I went into this show originally with little expectations beyond enjoying the animation as Wit Studio has largely delighted with just about all of their projects since they got underway. Going through it again a year later late at night proved to be a fun experience once again as it just clicks well for me. It may not have the depth of story and character that I want but it’s the kind of series that I really, really, enjoy because it’s playing to the simplicity of a zombie virus outbreak. Placing it in this alternate historical setting just as the industrial revolution gets underway gives it some really great creative moments with how cities are designed, the rail aspect, and just the feel of it with the tone. The characters are all fairly standard fare pieces in that they’re archetypes without a lot of depth but the story doesn’t really require it – in fact, when the show slows down a bit and digs into the human side of events and politics it ends up slowing down too much. The first half works better for me but the series as a whole marathoned over a day makes for some great viewing. It’s definitely binge-worthy.
Japanese Dolby TrueHD 2.0 Language, English Dolby TrueHD 5.1 Language, English Subtitles, Clean Opening, Clean Closing, Promos
Content Grade: B+
Audio Grade: A-
Video Grade: A
Packaging Grade: B+
Menu Grade: B
Extras Grade: B-
Released By: Funimation
Release Date: July 23rd, 2019
Running Time: 300 Minutes
Video Encoding: 1080p AVC
Aspect Ratio: 1.78:1 Widescreen

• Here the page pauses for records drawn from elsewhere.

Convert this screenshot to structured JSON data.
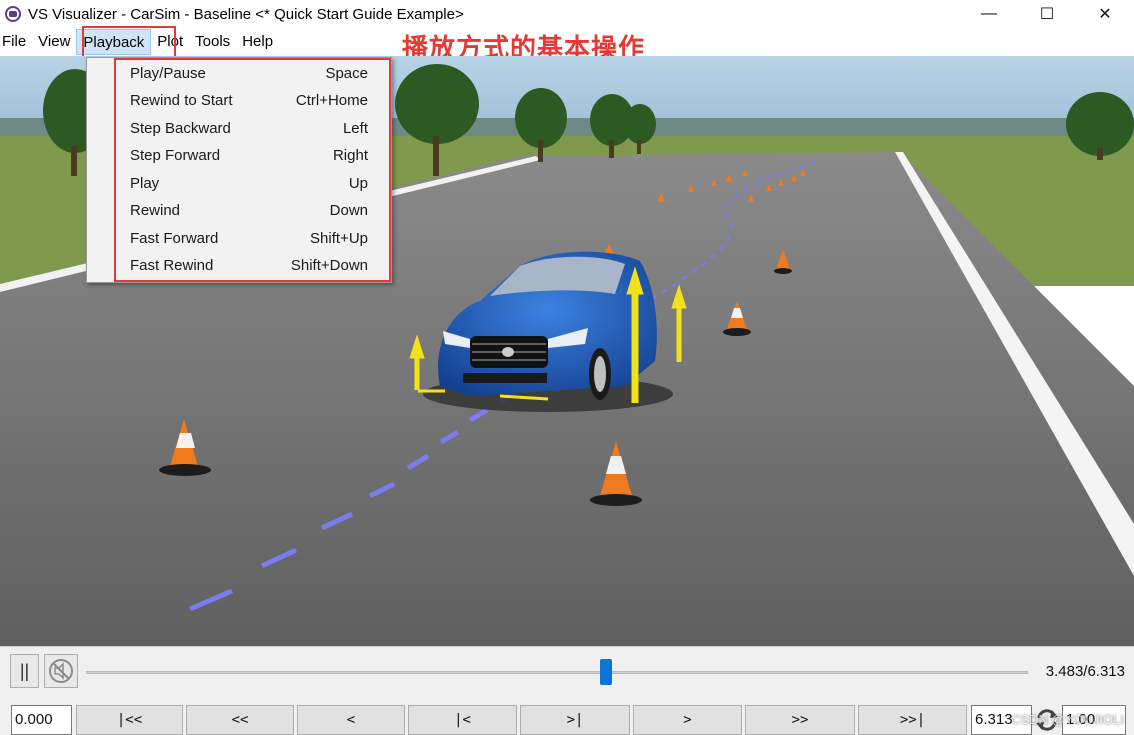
{
  "window": {
    "title": "VS Visualizer - CarSim - Baseline <* Quick Start Guide Example>",
    "minimize_glyph": "—",
    "maximize_glyph": "☐",
    "close_glyph": "✕"
  },
  "menubar": {
    "items": [
      "File",
      "View",
      "Playback",
      "Plot",
      "Tools",
      "Help"
    ],
    "active": "Playback"
  },
  "annotation": "播放方式的基本操作",
  "playback_menu": {
    "items": [
      {
        "label": "Play/Pause",
        "shortcut": "Space"
      },
      {
        "label": "Rewind to Start",
        "shortcut": "Ctrl+Home"
      },
      {
        "label": "Step Backward",
        "shortcut": "Left"
      },
      {
        "label": "Step Forward",
        "shortcut": "Right"
      },
      {
        "label": "Play",
        "shortcut": "Up"
      },
      {
        "label": "Rewind",
        "shortcut": "Down"
      },
      {
        "label": "Fast Forward",
        "shortcut": "Shift+Up"
      },
      {
        "label": "Fast Rewind",
        "shortcut": "Shift+Down"
      }
    ]
  },
  "controls": {
    "pause_glyph": "||",
    "time_readout": "3.483/6.313",
    "slider_fraction": 0.552,
    "start_time": "0.000",
    "nav_buttons": [
      "|<<",
      "<<",
      "<",
      "|<",
      ">|",
      ">",
      ">>",
      ">>|"
    ],
    "end_time": "6.313",
    "speed": "1.00"
  },
  "watermark": "CSDN @YOUJIOLI",
  "colors": {
    "annotation_red": "#e53935",
    "slider_thumb": "#0a74d8",
    "sky": "#a9c8de",
    "road": "#6e6e6e",
    "grass": "#7f9a4c",
    "car_blue": "#1f5fbf",
    "cone_orange": "#f07a1e",
    "path_line": "#7a7cf0"
  }
}
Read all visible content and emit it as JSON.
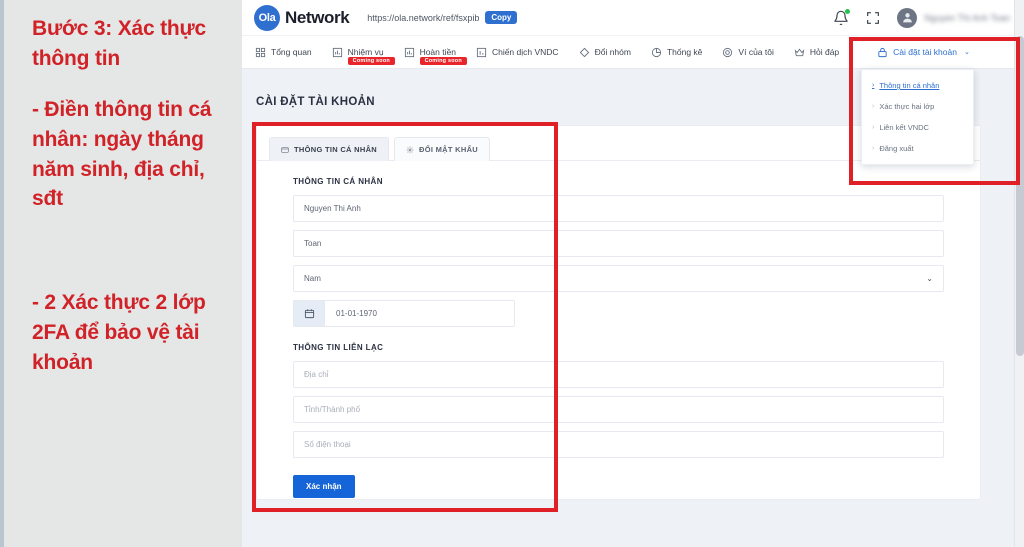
{
  "annotation": {
    "heading": "Bước 3: Xác thực thông tin",
    "point_1": "- Điền thông tin cá nhân: ngày tháng năm sinh, địa chỉ, sđt",
    "point_2": "- 2 Xác thực 2 lớp 2FA để bảo vệ tài khoản",
    "color": "#d12228"
  },
  "topbar": {
    "logo_text": "Ola",
    "brand_name": "Network",
    "ref_url": "https://ola.network/ref/fsxpib",
    "copy_label": "Copy",
    "notification_icon": "bell-icon",
    "fullscreen_icon": "fullscreen-icon",
    "avatar_icon": "avatar",
    "user_name": "Nguyen Thi Anh Toan",
    "notification_dot_color": "#27c24c",
    "brand_color": "#2f6fd0"
  },
  "nav": {
    "items": [
      {
        "label": "Tổng quan",
        "icon": "grid-icon",
        "badge": ""
      },
      {
        "label": "Nhiệm vụ",
        "icon": "chart-bar-icon",
        "badge": "Coming soon"
      },
      {
        "label": "Hoàn tiền",
        "icon": "chart-bar-icon",
        "badge": "Coming soon"
      },
      {
        "label": "Chiến dịch VNDC",
        "icon": "chart-column-icon",
        "badge": ""
      },
      {
        "label": "Đổi nhóm",
        "icon": "diamond-icon",
        "badge": ""
      },
      {
        "label": "Thống kê",
        "icon": "pie-chart-icon",
        "badge": ""
      },
      {
        "label": "Ví của tôi",
        "icon": "coin-icon",
        "badge": ""
      },
      {
        "label": "Hỏi đáp",
        "icon": "crown-icon",
        "badge": ""
      }
    ],
    "settings": {
      "label": "Cài đặt tài khoản",
      "icon": "lock-icon",
      "chevron": "⌄",
      "color": "#2f6fd0"
    }
  },
  "dropdown": {
    "items": [
      {
        "label": "Thông tin cá nhân",
        "active": true
      },
      {
        "label": "Xác thực hai lớp",
        "active": false
      },
      {
        "label": "Liên kết VNDC",
        "active": false
      },
      {
        "label": "Đăng xuất",
        "active": false
      }
    ]
  },
  "page": {
    "title": "CÀI ĐẶT TÀI KHOẢN",
    "tabs": [
      {
        "label": "THÔNG TIN CÁ NHÂN",
        "icon": "id-card-icon",
        "active": true
      },
      {
        "label": "ĐỔI MẬT KHẨU",
        "icon": "gear-icon",
        "active": false
      }
    ],
    "personal_section": {
      "heading": "THÔNG TIN CÁ NHÂN",
      "fields": [
        {
          "name": "last-name",
          "value": "Nguyen Thi Anh",
          "placeholder": ""
        },
        {
          "name": "first-name",
          "value": "Toan",
          "placeholder": ""
        },
        {
          "name": "gender",
          "value": "Nam",
          "placeholder": "",
          "chevron": "⌄"
        }
      ],
      "birthday": {
        "icon": "calendar-icon",
        "value": "01-01-1970"
      }
    },
    "contact_section": {
      "heading": "THÔNG TIN LIÊN LẠC",
      "fields": [
        {
          "name": "address",
          "value": "",
          "placeholder": "Địa chỉ"
        },
        {
          "name": "city",
          "value": "",
          "placeholder": "Tỉnh/Thành phố"
        },
        {
          "name": "phone",
          "value": "",
          "placeholder": "Số điện thoại"
        }
      ]
    },
    "submit_label": "Xác nhận",
    "submit_color": "#1565d8"
  },
  "highlight_color": "#e02027"
}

Sony KDL70R550A 70″ LED 1080P HDTV, Sony PlayStation3 Blu-ray player via HDMI set to 1080p, Onkyo TX-SR605 Receiver and Panasonic SB-TP20S Multi-Channel Speaker System With 100-Watt Subwoofer.